Communicating with the Family
I live far from a friend who’s caring for his dying father. How can I be supportive from a distance?

Your friend most likely needs to talk about his feelings and frustrations. Listening may be the support he needs the most. Consider offering to call regularly to check in. Ask what time is best to call, as he likely has a schedule that needs to be kept. Also ask how often he’d like you to call. He may be busy, and can only manage one call a week, or he may really need support and want you to call every other day. You can also ask at the end of each call when it’s best to call next, as his needs may vary. By asking, you can be assured that you’re supporting him in a way that works for him.

Many people find it hard to talk about dying and illness and avoid any discussion at all. Take your lead from your friend. Talk about whatever he wants to talk about. Don’t be afraid to ask about his dad’s illness, but also be willing to listen to what else he has to say. It’s good to take a break from the illness and talk about other things.

If you feel you want to "do something," even if you can’t be there physically, ask your friend what he needs and what you can do. You may be surprised by what he says. You may be surprised also by what you can do even from a distance. Offer something small to start. You may ask if his dad has a favorite treat or flowers you can have sent to their home. You can write letters or emails or send a small scrapbook based on shared times and memories. These things don’t take much time, but they show you’re thinking of them, which can give much comfort.

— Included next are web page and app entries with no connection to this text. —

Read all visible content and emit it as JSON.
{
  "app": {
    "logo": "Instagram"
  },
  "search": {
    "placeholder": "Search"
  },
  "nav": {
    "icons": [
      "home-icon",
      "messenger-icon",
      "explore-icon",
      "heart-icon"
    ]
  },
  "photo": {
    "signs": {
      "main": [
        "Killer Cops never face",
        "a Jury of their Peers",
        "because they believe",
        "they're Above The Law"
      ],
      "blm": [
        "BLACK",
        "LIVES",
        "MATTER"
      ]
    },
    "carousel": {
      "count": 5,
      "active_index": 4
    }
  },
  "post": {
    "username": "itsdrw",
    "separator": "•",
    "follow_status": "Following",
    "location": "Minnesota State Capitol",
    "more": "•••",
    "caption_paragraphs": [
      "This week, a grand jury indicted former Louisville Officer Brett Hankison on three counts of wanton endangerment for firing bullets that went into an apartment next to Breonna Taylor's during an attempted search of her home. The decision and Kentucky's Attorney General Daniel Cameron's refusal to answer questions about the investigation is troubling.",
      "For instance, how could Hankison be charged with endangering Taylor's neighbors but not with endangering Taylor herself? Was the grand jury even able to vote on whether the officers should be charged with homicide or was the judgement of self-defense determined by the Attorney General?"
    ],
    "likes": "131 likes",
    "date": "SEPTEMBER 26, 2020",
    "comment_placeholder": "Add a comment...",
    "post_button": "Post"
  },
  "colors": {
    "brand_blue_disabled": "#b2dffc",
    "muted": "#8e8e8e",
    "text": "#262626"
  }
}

The important thing to remember is that your friend is still the person he’s always been, even in these difficult times. Keep the lines of communication open, and if you have questions, don’t be afraid to ask.